then backed up over the westerly sidewalk and operated southerly along Pond Street, coming to a stop by the side of the street near the depot. As the driver slowly backed the bus with motor racing, he was seated on the arm of the driver's seat looking through the rear windows, but he did not see the testatrix. The lights on the inside of the bus were out but the rear outside lights were lighted. The site of the accident was fairly well lighted. The operator felt the rear wheels of the bus go up over the sidewalk and then a second jolt, which he thought was caused by the rear wheels leaving the inner line of the sidewalk and reaching the level of the depot yard. There was testimony from the operator that he could not see very well as he backed the bus and that he was watching an automobile that was parked on the westerly side of the street a little south of the place where he was backing the bus. A police officer, who was on duty a short distance from the place of the accident, testified that the operator came up to him and said that he had just killed a woman. Blood and brain matter were found upon the left rear tire of the bus.

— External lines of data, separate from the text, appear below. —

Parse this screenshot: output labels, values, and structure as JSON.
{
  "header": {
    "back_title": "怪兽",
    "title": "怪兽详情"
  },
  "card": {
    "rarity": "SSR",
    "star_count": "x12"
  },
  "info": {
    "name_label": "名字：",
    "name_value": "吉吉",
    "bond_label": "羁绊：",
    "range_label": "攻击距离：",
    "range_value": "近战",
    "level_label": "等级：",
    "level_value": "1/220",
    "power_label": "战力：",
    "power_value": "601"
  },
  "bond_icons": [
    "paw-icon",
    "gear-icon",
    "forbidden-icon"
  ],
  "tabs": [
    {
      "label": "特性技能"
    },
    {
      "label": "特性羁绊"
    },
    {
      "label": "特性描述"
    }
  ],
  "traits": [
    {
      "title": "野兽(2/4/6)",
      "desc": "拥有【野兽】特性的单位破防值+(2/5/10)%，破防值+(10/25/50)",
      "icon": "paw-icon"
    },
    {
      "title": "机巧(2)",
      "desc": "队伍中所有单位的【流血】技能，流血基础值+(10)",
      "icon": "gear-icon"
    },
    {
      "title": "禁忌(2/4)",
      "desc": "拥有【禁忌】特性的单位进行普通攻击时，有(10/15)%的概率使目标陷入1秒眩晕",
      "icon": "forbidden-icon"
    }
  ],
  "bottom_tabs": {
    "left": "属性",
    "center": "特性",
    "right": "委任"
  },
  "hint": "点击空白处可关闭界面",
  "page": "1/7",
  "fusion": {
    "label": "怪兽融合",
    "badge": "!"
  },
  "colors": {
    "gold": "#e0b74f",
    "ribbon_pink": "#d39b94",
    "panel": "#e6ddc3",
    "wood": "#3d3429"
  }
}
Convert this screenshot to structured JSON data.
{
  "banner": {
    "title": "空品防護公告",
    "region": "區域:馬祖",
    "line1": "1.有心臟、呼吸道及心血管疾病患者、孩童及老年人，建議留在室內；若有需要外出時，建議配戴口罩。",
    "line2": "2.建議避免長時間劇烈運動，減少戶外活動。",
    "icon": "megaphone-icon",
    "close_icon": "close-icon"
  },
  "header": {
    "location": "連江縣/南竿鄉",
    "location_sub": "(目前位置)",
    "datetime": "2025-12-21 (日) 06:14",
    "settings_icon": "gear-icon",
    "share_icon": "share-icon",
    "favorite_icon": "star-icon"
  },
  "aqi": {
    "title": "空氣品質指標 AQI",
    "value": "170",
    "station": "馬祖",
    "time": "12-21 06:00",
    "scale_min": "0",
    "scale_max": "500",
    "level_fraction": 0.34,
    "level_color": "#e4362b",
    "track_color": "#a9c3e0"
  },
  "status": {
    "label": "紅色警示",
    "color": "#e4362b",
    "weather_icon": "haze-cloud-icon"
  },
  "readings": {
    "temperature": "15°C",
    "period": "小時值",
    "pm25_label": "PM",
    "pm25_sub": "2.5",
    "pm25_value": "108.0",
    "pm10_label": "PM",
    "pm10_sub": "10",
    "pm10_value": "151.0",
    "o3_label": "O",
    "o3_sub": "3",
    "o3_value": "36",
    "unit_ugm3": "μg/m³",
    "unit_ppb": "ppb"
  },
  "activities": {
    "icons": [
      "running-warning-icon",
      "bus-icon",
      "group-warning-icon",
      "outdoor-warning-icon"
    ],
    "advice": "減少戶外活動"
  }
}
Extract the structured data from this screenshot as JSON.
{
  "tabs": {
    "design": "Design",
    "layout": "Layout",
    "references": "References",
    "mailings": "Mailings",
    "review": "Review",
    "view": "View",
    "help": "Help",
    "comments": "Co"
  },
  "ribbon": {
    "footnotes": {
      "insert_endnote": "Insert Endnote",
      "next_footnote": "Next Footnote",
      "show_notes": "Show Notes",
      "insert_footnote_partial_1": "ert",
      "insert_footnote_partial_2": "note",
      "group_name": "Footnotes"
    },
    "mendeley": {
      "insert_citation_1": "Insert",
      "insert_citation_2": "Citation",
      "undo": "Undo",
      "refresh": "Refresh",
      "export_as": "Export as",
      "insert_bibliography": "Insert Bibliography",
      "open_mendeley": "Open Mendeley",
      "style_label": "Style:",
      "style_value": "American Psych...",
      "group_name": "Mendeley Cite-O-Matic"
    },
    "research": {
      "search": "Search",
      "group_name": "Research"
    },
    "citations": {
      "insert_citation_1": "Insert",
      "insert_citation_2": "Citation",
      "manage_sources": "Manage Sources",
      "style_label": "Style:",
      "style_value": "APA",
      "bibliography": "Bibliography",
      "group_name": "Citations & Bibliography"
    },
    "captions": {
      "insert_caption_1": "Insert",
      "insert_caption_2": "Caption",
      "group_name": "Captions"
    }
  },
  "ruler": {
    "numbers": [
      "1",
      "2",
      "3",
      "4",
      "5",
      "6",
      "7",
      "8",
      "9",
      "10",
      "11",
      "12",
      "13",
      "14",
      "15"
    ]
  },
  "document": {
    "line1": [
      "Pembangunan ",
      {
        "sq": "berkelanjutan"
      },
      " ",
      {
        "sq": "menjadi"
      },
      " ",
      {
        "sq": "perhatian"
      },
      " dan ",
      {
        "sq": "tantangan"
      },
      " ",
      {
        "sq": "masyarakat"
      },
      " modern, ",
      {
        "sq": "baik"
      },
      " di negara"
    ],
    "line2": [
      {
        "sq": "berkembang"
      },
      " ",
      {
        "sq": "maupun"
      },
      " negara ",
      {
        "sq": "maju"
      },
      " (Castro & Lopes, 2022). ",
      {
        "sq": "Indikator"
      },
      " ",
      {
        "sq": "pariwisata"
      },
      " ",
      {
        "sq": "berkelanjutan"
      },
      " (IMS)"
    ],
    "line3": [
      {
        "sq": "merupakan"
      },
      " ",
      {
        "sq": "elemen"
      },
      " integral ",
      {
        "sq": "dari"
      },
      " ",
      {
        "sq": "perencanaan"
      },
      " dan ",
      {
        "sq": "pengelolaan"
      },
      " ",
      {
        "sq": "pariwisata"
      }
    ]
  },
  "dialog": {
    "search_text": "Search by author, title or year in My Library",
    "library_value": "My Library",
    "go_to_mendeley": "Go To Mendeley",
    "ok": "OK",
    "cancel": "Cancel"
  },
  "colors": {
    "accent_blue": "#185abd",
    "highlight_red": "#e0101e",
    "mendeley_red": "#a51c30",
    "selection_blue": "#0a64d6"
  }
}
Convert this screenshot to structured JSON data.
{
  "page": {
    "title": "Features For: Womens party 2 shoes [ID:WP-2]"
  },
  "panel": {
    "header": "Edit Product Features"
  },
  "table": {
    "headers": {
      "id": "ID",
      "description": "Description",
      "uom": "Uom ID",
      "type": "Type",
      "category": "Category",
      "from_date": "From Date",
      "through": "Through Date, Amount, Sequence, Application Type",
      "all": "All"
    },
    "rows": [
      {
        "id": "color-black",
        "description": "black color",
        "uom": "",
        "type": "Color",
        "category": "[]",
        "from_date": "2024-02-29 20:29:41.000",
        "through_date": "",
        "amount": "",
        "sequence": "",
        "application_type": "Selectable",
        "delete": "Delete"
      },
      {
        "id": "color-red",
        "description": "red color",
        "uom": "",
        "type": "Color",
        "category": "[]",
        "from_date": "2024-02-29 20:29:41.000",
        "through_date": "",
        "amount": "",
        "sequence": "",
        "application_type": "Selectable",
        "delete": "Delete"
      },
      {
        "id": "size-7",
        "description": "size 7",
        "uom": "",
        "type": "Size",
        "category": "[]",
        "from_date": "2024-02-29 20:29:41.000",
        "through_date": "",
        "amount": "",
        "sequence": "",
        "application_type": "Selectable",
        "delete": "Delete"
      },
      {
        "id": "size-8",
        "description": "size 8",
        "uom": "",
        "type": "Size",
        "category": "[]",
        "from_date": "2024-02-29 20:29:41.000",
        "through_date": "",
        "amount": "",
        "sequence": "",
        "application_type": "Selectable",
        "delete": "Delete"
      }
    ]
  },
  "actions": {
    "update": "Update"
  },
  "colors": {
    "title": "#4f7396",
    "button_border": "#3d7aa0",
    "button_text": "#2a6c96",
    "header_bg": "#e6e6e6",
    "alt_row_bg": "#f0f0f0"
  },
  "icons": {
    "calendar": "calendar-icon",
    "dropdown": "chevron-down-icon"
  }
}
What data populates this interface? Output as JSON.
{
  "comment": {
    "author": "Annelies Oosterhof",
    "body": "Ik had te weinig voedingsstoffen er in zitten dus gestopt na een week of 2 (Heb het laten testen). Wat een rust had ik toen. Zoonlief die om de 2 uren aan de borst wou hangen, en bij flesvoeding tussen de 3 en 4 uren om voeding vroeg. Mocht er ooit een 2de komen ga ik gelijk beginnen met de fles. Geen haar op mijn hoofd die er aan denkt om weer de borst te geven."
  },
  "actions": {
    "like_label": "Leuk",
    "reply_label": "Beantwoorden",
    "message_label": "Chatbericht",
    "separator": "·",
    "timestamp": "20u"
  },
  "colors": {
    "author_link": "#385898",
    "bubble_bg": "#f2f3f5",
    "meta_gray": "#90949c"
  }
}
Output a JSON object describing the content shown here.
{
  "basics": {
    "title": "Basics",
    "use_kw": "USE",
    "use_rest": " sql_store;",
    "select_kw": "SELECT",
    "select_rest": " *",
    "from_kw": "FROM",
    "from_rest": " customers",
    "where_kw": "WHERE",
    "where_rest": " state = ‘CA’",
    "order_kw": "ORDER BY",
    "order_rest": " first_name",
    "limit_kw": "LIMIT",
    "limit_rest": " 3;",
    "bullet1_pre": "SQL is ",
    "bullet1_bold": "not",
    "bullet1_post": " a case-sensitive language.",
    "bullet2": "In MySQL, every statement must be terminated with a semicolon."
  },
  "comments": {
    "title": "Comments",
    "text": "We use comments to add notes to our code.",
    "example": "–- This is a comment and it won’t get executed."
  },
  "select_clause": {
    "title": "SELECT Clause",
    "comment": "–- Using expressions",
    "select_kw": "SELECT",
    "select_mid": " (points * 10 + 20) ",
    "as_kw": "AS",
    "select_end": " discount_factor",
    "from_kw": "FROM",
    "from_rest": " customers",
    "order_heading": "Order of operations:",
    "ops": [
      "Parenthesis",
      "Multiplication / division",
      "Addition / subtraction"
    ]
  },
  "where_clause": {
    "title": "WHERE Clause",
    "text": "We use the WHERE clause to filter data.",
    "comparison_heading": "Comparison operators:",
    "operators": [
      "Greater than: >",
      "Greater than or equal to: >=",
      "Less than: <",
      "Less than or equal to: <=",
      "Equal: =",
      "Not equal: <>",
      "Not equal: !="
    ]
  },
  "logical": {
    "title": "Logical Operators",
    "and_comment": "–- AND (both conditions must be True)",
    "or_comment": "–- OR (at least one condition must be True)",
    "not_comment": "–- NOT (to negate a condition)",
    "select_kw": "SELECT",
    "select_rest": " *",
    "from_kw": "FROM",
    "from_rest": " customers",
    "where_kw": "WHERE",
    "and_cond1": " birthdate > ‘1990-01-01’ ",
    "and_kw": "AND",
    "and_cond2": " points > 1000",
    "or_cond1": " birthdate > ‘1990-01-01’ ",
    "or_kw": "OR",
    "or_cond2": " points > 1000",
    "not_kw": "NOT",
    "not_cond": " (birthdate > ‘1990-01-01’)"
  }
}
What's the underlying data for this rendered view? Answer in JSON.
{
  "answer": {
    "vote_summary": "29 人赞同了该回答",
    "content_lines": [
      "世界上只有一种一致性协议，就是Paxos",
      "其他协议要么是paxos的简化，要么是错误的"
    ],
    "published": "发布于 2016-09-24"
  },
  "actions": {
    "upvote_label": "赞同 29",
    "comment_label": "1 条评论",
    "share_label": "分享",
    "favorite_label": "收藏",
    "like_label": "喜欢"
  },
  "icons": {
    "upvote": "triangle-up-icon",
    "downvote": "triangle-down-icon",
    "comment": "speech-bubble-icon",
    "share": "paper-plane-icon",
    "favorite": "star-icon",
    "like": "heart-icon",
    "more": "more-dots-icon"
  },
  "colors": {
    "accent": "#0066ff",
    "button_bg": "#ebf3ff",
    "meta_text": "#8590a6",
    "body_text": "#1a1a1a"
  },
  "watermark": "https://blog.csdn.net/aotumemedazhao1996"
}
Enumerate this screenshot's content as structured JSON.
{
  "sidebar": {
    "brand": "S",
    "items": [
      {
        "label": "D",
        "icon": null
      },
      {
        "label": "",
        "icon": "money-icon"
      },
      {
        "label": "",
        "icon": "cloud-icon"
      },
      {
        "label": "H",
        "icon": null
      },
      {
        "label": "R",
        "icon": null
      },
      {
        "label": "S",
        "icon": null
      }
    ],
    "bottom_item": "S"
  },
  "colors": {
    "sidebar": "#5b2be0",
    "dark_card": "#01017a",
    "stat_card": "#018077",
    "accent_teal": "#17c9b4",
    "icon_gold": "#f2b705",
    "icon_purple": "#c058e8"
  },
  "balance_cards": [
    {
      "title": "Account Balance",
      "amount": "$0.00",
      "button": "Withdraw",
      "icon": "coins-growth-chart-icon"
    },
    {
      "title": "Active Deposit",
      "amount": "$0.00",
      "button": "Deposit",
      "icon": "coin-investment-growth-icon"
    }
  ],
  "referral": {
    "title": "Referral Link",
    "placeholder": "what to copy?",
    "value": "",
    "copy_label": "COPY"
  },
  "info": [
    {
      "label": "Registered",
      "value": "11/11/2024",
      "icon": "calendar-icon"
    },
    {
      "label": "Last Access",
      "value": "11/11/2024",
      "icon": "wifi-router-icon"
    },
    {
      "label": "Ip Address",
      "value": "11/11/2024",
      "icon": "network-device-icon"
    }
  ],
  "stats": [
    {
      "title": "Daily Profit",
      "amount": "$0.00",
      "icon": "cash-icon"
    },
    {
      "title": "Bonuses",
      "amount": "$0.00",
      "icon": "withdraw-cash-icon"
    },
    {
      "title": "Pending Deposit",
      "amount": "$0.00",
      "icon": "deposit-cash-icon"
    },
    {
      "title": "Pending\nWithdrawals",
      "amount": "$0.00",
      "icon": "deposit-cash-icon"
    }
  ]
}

The operator, in backing the bus over the sidewalk, was required to exercise a degree of care commensurate with the probable harmful consequences that might be sustained by pedestrians travelling upon the sidewalk if there were a lack of such care. Minsk v. Pitaro, 284 Mass. 109 . Capano v. Melchionno, 297 Mass. 1 . Whether the operator ought to have seen the testatrix in time to stop the bus and avert striking her was a question of fact, which was properly submitted to the jury. Noonan v. P. M. Leavitt Co. 238 Mass. 481 . Millay v. Town Taxi, Inc. 242 Mass. 314 . Smith v. Whittall, 257 Mass. 306 . Mulroy v. Marinakis, 271 Mass. 421 . Hirrel v. Lacey, 274 Mass. 431 . Sullivan v. Napolitano, 277 Mass. 341 . Legg v. Bloom, 282 Mass. 303 . White v. Checker Taxi Co. 284 Mass. 73 . Frasciello v. Baer, 304 Mass. 643 .
It was not necessary for the plaintiff to show the precise manner in which the bus came in contact with the decedent. Brown v. Daley, 273 Mass. 432 . Eaton v. S. S. Pierce Co. 288 Mass. 323 . Capano v. Melchionno, 297 Mass. 1 .
D'Ambrosia v. Brest, 302 Mass. 316 . It was enough, where, as here, the plaintiff introduced evidence from which the jury could properly find that the testatrix was struck and killed by the bus, and that there was a greater likelihood that the death was caused by the negligence of the operator than that it was from a cause for which the defendants were not responsible. Navien v. Cohen, 268 Mass. 427 . Rocha v. Alber, 302 Mass. 155 . Koczur v. Flanagan, 306 Mass. 121 . O'Connor v. Griff, 307 Mass. 120 . Sargent v. Massachusetts Accident Co. 307 Mass. 246 . Flynn v. Growers Outlet, Inc. 307 Mass. 373 .